Many proposals to address the PCP shortage will be debated in the upcoming 86th Texas Legislative Session. The Texas Legislature will likely even (re)consider eliminating the regulatory limitations on advanced practice nurse practitioners (APRNs). APRNs are registered nurses who have completed a master’s or doctoral program, including graduate training in pharmacology. APRNs practice in one of four advanced roles: nurse practitioner (NP), nurse anesthetist (RNA), nurse midwife (CNM), or clinical nurse specialist (CNS). Nationally, and in Texas, the majority of APRNs function as NPs. NPs, similar to PCPs, are trained to provide independent primary care services.
In Texas though, APRNs (NPs included) face a considerable restriction on their ability to treat patients. If NPs want to prescribe medications, they must obtain a standing authorization from a physician, commonly referred to as a prescriptive authority agreement (PAA). Texas Administrative Code requires that physicians maintain these agreements by reviewing the nurses’ charts monthly. Physicians providing PAAs will typically charge a recurring fee to recoup the time cost associated with these reviews.
The monetary and time constraints associated with PAAs have largely bound APRNs to physician practices. Proponents of discarding the PAA requirement (both the Texas Public Policy Foundation and the Center for Public Policy Priorities) assert that granting full practice authority would greatly increase the number of primary care providers in the state. AARP Texas Director Bob Jackson even argued that requiring PAAs “creates a disincentive for APRNs to practice in Texas so they often go to other practice-friendly states.”
In the 85th Texas Legislative Session in 2017, House Bill 1415 and Senate Bill 681 proposed allowing full scope of practice. Both bills failed to reach a floor vote. The Texas Medical Association led the opposition to expanding APRNs’ practice authority, countering that “nurses are not physician substitutes.” The Association supported improvements under the current system to improve care in underserved areas.
Twenty-two other states, including the neighboring state of New Mexico, have now removed regulatory barriers for APRNs. With a more diverse Texas Legislature and growing dissatisfaction with the current healthcare system, it will be interesting to see if Texas follows suit.
Maranda Kahl is a first-year Master of Public Affairs student at the LBJ School of Public Affairs and 2018 CHASP Ambassador. While interested in a variety of social policy areas, she is particularly passionate about poverty alleviation and economic development. She wants to challenge unequitable economic policies and promote healthy economic growth. After LBJ, she hopes to work in economic development at either the national or international level.
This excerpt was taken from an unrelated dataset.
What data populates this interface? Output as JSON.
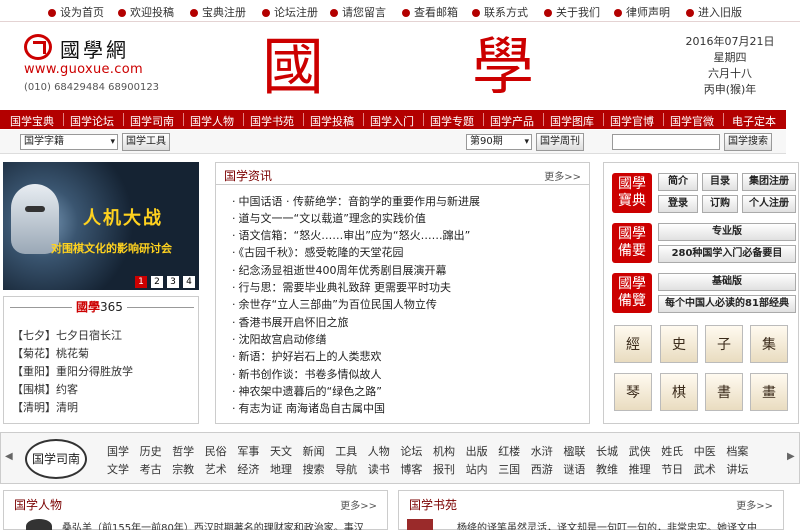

The views, information, or opinions expressed by blog contributors are solely those of the individual authors and do not necessarily represent those of the Center for Health and Social Policy, the LBJ School of Public Affairs, or The University of Texas at Austin or affiliated employees.